As the local food movement continues to gain momentum, more food establishments are demanding produce from small, local farms that may not practicing safe growing and handling practices. Yavapai County, Arizona convened local restaurants, farms, educational and government agencies to develop tools to help both food establishments and farmers to offer safe, local produce. This session will highlight how to work with outside partners to develop innovative approaches to meeting the needs of the ever changing scope of environmental health.

Presented at NEHA 2015 AEC

July 2015

Chemical incidents involving major chemical facilities and transport of toxic industrial chemicals are surprisingly common and may result in widespread environmental contamination, public exposure, and subsequent acute and chronic health effects.

This session includes an interactive demonstration of the applicability of an e-learning tool to actual events by means of working through a major chemical incident. Discover how employing this resource can help you respond more effectively to chemical incidents, thereby protecting public health.

July 2015
David Russell, MD
Potential CE Credits: 1.00
Additional Topics A to Z: Hazards

Updated and reviewed by leading experts in the field, this revised edition offers new coverage of industrial solid wastes utilization and disposal, the use of surveying in environmental engineering and land use planning, and environmental assessment. Stressing the practicality and appropriateness of treatment, the sixth edition provides realistic solutions for the practicing public health official or environmental engineer.

Additional Topics A to Z: Wastewater


Though physiological effects of exposure to airborne lead on cognitive function and crime have been discussed in literature, to date, no studies examined other outdoor or ambient air pollutants and their potential impact on reported crime. Data were collected through open public records provided by study location municipalities to assess the impact of outdoor air pollution on daily crime rates in Chicago, Houston, Philadelphia, and Seattle. Poisson regression analyses were performed to examine associations between outdoor air concentrations of carbon monoxide (CO), particulate matter (PM) including fine (PM2.5) and coarse (PM10) respirable fractions, ozone (O3), and sulfur dioxide (SO2) with several types of crime along with weather variables known to correlate with air pollution concentrations and/or impact crime. Increased PM2.5 was associated with increases in assault, damage, and theft crimes. Pollutants known to cause irritation, like PM10 and O3, were associated with decreases in crime rates. Weather variables were also found to be associated with increases in crime rates when apparent temperature, cloud cover, visibility, and wind speed increased from the 25th to 75th percentile of measurements. Additional research to further understand potential relationships between outdoor air quality and crime is needed.
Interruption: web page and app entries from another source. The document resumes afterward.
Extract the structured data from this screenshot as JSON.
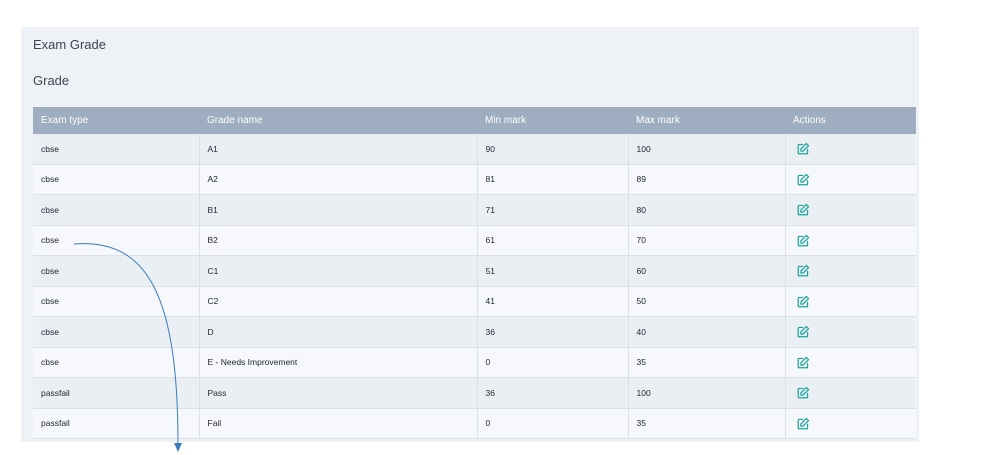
{
  "panel": {
    "page_title": "Exam Grade",
    "section_title": "Grade"
  },
  "table": {
    "columns": [
      "Exam type",
      "Grade name",
      "Min mark",
      "Max mark",
      "Actions"
    ],
    "rows": [
      {
        "exam_type": "cbse",
        "grade_name": "A1",
        "min_mark": "90",
        "max_mark": "100"
      },
      {
        "exam_type": "cbse",
        "grade_name": "A2",
        "min_mark": "81",
        "max_mark": "89"
      },
      {
        "exam_type": "cbse",
        "grade_name": "B1",
        "min_mark": "71",
        "max_mark": "80"
      },
      {
        "exam_type": "cbse",
        "grade_name": "B2",
        "min_mark": "61",
        "max_mark": "70"
      },
      {
        "exam_type": "cbse",
        "grade_name": "C1",
        "min_mark": "51",
        "max_mark": "60"
      },
      {
        "exam_type": "cbse",
        "grade_name": "C2",
        "min_mark": "41",
        "max_mark": "50"
      },
      {
        "exam_type": "cbse",
        "grade_name": "D",
        "min_mark": "36",
        "max_mark": "40"
      },
      {
        "exam_type": "cbse",
        "grade_name": "E - Needs Improvement",
        "min_mark": "0",
        "max_mark": "35"
      },
      {
        "exam_type": "passfail",
        "grade_name": "Pass",
        "min_mark": "36",
        "max_mark": "100"
      },
      {
        "exam_type": "passfail",
        "grade_name": "Fail",
        "min_mark": "0",
        "max_mark": "35"
      }
    ],
    "action_icon": "edit-icon"
  },
  "colors": {
    "header_bg": "#9eadbf",
    "panel_bg": "#eef2f6",
    "edit_icon": "#1aa39a",
    "arrow": "#3b7cc0"
  }
}
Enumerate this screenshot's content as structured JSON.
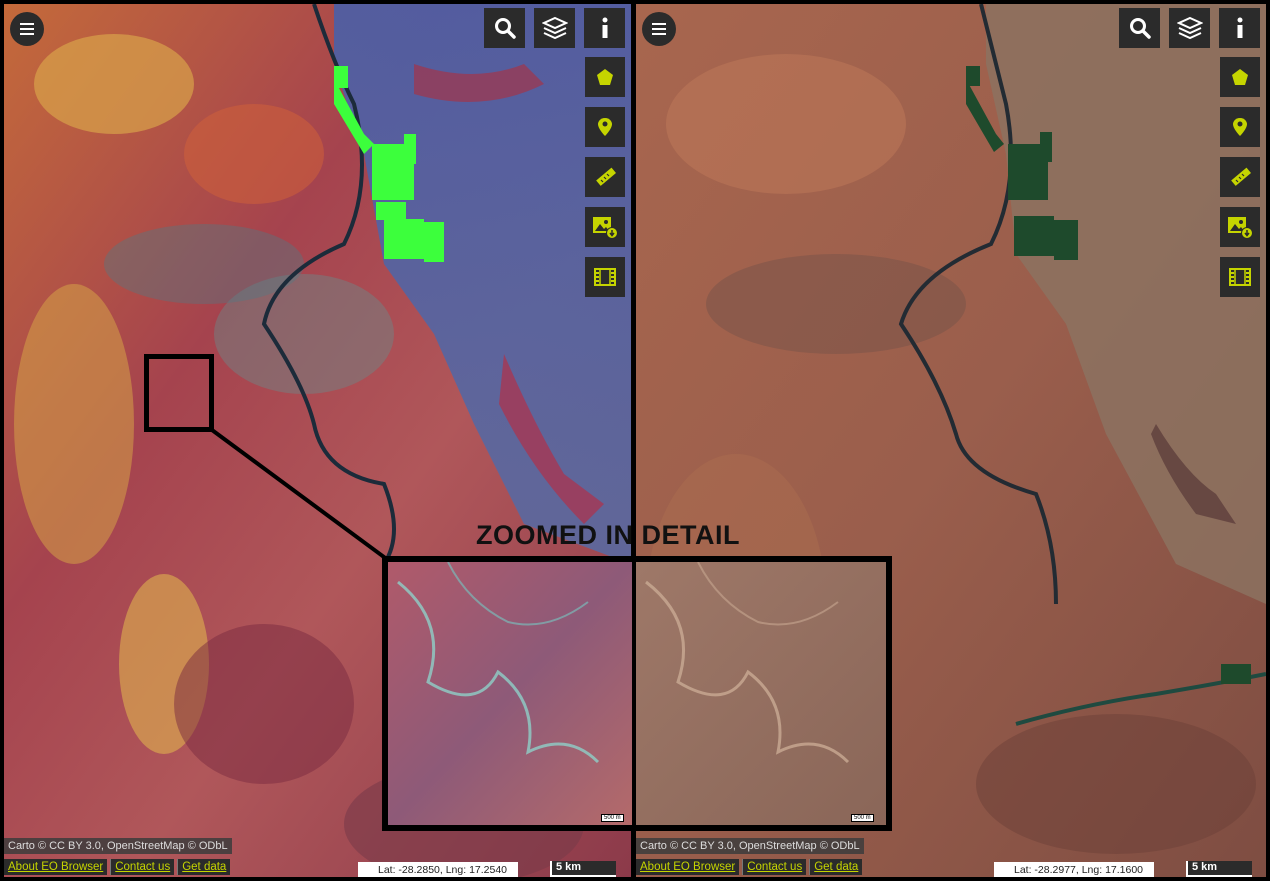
{
  "left_panel": {
    "menu_icon": "hamburger-menu-icon",
    "tools_top": [
      "search-icon",
      "layers-icon",
      "info-icon"
    ],
    "tools_side": [
      "polygon-icon",
      "pin-icon",
      "ruler-icon",
      "image-download-icon",
      "film-icon"
    ],
    "attribution": "Carto © CC BY 3.0, OpenStreetMap © ODbL",
    "links": [
      "About EO Browser",
      "Contact us",
      "Get data"
    ],
    "coords": "Lat: -28.2850, Lng: 17.2540",
    "scale": "5 km"
  },
  "right_panel": {
    "menu_icon": "hamburger-menu-icon",
    "tools_top": [
      "search-icon",
      "layers-icon",
      "info-icon"
    ],
    "tools_side": [
      "polygon-icon",
      "pin-icon",
      "ruler-icon",
      "image-download-icon",
      "film-icon"
    ],
    "attribution": "Carto © CC BY 3.0, OpenStreetMap © ODbL",
    "links": [
      "About EO Browser",
      "Contact us",
      "Get data"
    ],
    "coords": "Lat: -28.2977, Lng: 17.1600",
    "scale": "5 km"
  },
  "zoom": {
    "title": "ZOOMED IN DETAIL",
    "mini_scale": "500 m"
  },
  "colors": {
    "accent": "#c5d400",
    "button_bg": "#2b2b2b",
    "farmland_left": "#3cff3c",
    "farmland_right": "#1e4a2c"
  }
}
December 2017
December 2017
80.5 | 8-22
Ashley E.M. Mapou, MS, PhD, Department of Environmental and Occupational Health, Rutgers School of Public Health, Derek Shendell, MPH, DEnv, Department of Environmental and Occupational Health, Rutgers School of Public Health, Pamela Ohman-Strickland, MS, PhD, Department of Biostatistics, Rutgers School of Public Health, Jaime Madrigano, MPH, ScD, Department of Environmental and Occupational Health, Rutgers School of Public Health